The president and his allies began arguing early in the special counsel’s investigation that ego and attention-seeking are driving Mueller in this probe. The man I got to know displayed the opposite characteristics. Our sessions—like the vast majority of top-tier intelligence briefings, both in my direct experience and across the history of the PDB—provided plenty of fodder for self-promotion if he had wanted to take them. He never did.

Without exposing anything classified, I can say that there were plenty of data points and assessments in my briefings about the impact of arrests, or other developments related to Bureau equities, that he could have gone to the press about. The overall briefings were Top Secret, codeword-controlled, dissemination-restricted—you name it. Yet I don’t recall a single episode where I saw the day’s news and thought, “Well, there he goes—blurting out something from the briefing to make him, or the FBI, look good.” That was not his modus operandi.

In one case, he shut down a media opportunity just as it was developing. I’d arrived in the SIOC early that day, as always, to prepare the materials (and myself) for effective use of every minute I had with him. Then an oddity occurred. Usually Mueller was on time, but I noticed that my scheduled start had just ticked by without the director’s entrance—a delay way outside his norm. I turned to the conference room entrance behind me just as I heard Mueller approaching. Seconds later, he marched through the door with his head down, looking at something on top of the binders he was carrying. He turned to walk behind me and take his usual seat, on my left.

Something else caught my eye: a boom microphone, looming over Mueller’s head, crossing into the conference room itself. Later, I learned he’d grudgingly agreed to allow some kind of “window into the director’s working day” film footage for one of the networks.

My quizzical look must have betrayed me, because he stopped dead in his tracks, looked me in the eye, and said, “TV crew. Should they come in for a minute?” With the PDB sitting there in front of me, everything in my training screamed “No!” All I remember mustering was a look of distress and a quick head shake communicating the same.

Mueller didn’t rebut. He didn’t insist that I close up the briefing books and cover my notes to allow the camera to enter what was, after all, his own conference room. Instead, he immediately reached back and shut the door in a smooth no-look move. The boom mic took a hit and remained outside. As Mueller took his place next to me, he returned my slight smirk, shrugged almost imperceptibly, and said, “Let’s get to it.” No showboating there.

So, what does this all suggest to me about Mueller’s approach to L’Affaire Russe and its related matters?

First, if anyone can manage this wide-ranging investigation, he can. It would strain credulity to believe that Mueller’s attention to detail and concern for logic and argumentation vanished when he left his long stint as FBI director.

Second, he won’t give up or back down. Then as now, his persistence in seeking information that he assesses he needs has opened new doors that he won’t shut prematurely.
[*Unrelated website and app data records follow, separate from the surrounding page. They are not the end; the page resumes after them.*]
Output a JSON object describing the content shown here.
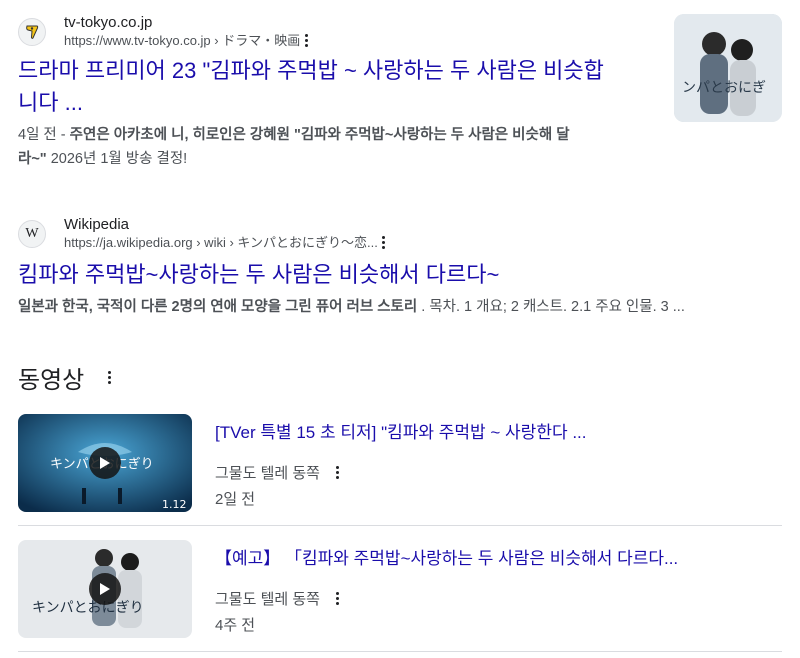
{
  "results": [
    {
      "site_name": "tv-tokyo.co.jp",
      "url": "https://www.tv-tokyo.co.jp › ドラマ・映画",
      "title_line1": "드라마 프리미어 23 \"김파와 주먹밥 ~ 사랑하는 두 사람은 비슷합",
      "title_line2": "니다 ...",
      "snippet_date": "4일 전",
      "snippet_sep": " - ",
      "snippet_bold1": "주연은 아카초에 니, 히로인은 강혜원 \"김파와 주먹밥~사랑하는 두 사람은 비슷해 달",
      "snippet_bold2": "라~\"",
      "snippet_rest": " 2026년 1월 방송 결정!"
    },
    {
      "site_name": "Wikipedia",
      "url": "https://ja.wikipedia.org › wiki › キンパとおにぎり～恋...",
      "title": "킴파와 주먹밥~사랑하는 두 사람은 비슷해서 다르다~",
      "snippet_bold": "일본과 한국, 국적이 다른 2명의 연애 모양을 그린 퓨어 러브 스토리",
      "snippet_rest": " . 목차. 1 개요; 2 캐스트. 2.1 주요 인물. 3 ..."
    }
  ],
  "videos_section": {
    "title": "동영상",
    "items": [
      {
        "title": "[TVer 특별 15 초 티저] \"킴파와 주먹밥 ~ 사랑한다 ...",
        "channel": "그물도 텔레 동쪽",
        "age": "2일 전",
        "thumb_text": "キンパとおにぎり",
        "thumb_corner": "1.12"
      },
      {
        "title": "【예고】 「킴파와 주먹밥~사랑하는 두 사람은 비슷해서 다르다...",
        "channel": "그물도 텔레 동쪽",
        "age": "4주 전",
        "thumb_text": "キンパとおにぎり"
      }
    ]
  },
  "icons": {
    "tvtokyo": "tv-tokyo-favicon-icon",
    "wikipedia": "wikipedia-favicon-icon",
    "more": "more-vert-icon",
    "play": "play-icon"
  },
  "colors": {
    "link": "#1a0dab",
    "text": "#202124",
    "muted": "#4d5156",
    "divider": "#dadce0"
  }
}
Third, his clear disdain for unnecessary publicity or other extraneous noise serves him well. It hasn’t surprised me a bit that the spokesman for the special counsel’s office has remained the quietest voice in Washington.

My experience with Mueller suggests he will continue—and, ultimately, conclude—this investigation thoroughly, without distraction, and with integrity.

David Priess is Director of Intelligence at Bedrock Learning, Inc. and a Senior Fellow at the Michael V. Hayden Center for Intelligence, Policy, and International Security. He served during the Clinton and Bush 43 administrations as a CIA officer and has written two books: “The President’s Book of Secrets,” about the top-secret President’s Daily Brief, and "How To Get Rid of a President," describing the ways American presidents have left office.

Subscribe to Lawfare